*** Begin section ***

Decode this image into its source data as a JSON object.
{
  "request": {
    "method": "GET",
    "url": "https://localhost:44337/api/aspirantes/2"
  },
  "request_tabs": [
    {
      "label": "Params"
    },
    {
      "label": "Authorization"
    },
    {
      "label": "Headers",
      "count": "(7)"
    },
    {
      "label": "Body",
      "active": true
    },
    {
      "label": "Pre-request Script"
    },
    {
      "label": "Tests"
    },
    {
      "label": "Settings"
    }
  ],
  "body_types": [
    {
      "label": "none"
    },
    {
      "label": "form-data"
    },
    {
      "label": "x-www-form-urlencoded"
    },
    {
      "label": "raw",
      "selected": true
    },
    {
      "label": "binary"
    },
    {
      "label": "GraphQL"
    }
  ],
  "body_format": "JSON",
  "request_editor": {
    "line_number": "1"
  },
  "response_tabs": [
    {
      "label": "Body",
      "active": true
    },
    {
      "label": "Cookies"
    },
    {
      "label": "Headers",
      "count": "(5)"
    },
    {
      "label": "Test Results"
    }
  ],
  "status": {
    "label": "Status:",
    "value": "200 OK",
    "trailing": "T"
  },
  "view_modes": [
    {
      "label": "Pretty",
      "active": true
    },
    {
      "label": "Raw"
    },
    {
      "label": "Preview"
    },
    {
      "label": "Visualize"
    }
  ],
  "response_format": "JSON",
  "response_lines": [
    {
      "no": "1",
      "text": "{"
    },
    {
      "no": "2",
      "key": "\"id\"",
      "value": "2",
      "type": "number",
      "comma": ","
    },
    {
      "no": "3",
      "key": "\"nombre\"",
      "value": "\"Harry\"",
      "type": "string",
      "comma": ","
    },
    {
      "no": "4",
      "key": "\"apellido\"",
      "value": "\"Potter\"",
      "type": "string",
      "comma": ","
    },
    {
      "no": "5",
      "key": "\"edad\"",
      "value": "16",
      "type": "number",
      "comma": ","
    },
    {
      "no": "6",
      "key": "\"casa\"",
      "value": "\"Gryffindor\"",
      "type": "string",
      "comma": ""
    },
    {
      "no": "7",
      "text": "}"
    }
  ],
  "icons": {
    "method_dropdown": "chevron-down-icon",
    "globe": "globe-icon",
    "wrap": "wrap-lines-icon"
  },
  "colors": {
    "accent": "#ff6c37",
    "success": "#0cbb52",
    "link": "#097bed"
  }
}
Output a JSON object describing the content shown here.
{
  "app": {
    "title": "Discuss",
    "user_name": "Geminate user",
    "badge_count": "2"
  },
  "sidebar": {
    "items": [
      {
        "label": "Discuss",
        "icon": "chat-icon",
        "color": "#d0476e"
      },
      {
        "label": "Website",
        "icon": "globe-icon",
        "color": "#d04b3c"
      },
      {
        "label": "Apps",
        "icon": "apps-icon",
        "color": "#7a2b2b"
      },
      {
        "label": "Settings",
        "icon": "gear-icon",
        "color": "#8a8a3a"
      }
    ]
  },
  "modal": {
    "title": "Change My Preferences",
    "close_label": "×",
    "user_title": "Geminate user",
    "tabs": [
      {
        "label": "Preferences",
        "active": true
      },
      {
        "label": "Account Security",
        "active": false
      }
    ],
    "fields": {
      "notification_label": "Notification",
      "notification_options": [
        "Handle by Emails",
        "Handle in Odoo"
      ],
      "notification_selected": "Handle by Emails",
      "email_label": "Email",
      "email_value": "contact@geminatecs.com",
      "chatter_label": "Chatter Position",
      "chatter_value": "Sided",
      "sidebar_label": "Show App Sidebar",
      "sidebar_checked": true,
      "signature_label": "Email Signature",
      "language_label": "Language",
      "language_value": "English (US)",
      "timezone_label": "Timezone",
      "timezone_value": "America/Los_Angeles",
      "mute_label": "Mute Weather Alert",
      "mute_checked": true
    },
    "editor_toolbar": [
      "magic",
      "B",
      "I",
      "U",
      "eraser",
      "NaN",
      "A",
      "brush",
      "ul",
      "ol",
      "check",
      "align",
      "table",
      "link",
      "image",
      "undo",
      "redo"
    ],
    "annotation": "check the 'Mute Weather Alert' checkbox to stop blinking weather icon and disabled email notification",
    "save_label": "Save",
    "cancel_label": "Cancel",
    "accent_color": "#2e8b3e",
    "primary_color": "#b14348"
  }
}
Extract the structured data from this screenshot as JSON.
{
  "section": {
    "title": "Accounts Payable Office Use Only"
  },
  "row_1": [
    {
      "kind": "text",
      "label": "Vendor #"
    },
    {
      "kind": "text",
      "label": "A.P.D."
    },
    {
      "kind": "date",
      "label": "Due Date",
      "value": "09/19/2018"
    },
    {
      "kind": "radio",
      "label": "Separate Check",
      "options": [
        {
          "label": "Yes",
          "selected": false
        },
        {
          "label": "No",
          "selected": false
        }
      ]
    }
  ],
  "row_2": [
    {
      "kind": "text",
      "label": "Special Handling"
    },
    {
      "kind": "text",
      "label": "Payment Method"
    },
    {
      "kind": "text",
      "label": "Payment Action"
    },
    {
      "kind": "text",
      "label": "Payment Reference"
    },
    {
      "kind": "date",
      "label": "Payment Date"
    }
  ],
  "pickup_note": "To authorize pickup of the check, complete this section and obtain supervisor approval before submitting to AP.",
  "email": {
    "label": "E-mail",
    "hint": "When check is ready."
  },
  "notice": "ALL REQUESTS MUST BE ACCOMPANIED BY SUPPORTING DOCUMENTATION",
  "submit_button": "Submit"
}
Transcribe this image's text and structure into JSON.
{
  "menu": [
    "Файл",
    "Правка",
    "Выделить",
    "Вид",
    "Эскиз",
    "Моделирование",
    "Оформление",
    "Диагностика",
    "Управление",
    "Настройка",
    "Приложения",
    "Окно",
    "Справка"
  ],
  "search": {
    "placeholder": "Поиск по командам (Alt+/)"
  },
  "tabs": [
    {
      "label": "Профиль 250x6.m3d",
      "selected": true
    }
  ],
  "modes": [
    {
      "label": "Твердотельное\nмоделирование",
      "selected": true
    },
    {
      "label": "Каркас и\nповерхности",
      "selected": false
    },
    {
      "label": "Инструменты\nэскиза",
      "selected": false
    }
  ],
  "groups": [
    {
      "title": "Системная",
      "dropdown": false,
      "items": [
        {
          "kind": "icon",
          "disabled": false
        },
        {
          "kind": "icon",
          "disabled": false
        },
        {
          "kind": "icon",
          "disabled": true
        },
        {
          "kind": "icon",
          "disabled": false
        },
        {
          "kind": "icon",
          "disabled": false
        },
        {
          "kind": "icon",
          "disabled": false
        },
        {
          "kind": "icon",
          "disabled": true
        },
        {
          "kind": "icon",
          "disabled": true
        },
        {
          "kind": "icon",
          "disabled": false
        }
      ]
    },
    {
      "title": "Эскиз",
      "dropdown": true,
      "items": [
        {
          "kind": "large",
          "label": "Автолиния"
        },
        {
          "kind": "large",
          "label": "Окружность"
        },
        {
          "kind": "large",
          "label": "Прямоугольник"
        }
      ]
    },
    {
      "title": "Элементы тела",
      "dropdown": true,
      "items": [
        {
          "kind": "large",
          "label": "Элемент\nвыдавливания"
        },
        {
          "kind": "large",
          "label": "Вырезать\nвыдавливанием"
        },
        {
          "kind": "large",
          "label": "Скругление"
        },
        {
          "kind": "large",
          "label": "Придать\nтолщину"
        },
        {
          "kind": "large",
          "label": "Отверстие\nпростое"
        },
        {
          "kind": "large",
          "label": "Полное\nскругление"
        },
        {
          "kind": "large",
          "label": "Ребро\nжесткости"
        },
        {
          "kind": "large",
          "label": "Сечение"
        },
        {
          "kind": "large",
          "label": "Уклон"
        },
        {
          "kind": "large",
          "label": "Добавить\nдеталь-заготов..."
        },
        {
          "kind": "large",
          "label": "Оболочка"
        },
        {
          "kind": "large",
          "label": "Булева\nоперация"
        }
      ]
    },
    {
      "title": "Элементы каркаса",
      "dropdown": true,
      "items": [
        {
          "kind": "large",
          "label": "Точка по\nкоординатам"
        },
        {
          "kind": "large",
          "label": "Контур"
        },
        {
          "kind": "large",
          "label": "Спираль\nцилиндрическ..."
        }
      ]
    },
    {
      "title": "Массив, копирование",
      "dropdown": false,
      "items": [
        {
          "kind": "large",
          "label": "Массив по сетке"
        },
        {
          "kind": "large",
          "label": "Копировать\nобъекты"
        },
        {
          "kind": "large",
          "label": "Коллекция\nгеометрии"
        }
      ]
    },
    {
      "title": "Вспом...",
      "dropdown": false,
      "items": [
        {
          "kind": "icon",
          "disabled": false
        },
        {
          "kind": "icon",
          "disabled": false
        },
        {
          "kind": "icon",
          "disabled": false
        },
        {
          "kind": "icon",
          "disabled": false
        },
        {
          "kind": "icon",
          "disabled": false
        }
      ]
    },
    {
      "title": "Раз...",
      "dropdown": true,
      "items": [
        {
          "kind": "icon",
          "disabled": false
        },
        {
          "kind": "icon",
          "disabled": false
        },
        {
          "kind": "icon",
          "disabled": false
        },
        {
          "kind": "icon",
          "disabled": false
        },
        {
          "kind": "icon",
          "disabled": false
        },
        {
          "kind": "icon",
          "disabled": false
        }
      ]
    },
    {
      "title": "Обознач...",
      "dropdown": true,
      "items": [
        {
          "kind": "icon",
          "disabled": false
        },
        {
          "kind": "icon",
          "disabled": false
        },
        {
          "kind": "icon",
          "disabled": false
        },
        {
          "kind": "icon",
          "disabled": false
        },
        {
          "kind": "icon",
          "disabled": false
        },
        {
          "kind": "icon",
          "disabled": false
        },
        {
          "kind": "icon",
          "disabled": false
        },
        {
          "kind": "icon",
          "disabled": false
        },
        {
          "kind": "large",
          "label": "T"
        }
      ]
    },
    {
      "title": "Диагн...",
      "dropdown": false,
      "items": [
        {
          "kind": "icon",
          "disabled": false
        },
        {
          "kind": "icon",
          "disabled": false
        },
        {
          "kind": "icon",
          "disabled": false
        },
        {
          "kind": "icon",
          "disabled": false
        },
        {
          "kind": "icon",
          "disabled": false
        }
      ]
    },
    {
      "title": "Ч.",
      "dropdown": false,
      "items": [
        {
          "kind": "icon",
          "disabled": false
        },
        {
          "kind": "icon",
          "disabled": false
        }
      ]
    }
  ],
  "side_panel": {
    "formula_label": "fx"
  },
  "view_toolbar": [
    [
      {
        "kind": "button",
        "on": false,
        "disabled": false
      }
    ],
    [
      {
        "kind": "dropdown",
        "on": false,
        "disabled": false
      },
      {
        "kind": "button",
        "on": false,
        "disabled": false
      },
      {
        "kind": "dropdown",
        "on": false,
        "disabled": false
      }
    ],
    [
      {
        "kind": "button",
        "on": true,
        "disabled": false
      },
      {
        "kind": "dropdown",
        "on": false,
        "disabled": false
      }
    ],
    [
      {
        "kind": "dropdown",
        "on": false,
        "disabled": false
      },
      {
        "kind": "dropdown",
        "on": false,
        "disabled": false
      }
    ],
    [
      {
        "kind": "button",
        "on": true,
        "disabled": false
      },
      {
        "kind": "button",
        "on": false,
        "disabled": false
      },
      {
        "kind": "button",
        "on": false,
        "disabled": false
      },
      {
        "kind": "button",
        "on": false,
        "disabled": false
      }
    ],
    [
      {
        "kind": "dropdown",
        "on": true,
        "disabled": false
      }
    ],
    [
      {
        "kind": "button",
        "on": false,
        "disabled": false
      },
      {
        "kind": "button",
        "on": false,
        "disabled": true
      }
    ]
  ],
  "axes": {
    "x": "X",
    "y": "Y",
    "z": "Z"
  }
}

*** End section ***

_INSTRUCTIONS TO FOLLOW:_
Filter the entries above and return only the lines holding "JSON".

_FINAL ANSWER:_
Decode this image into its source data as a JSON object.
  "body_format": "JSON",
  "response_format": "JSON",
Output a JSON object describing the content shown here.
Extract the structured data from this screenshot as JSON.
Transcribe this image's text and structure into JSON.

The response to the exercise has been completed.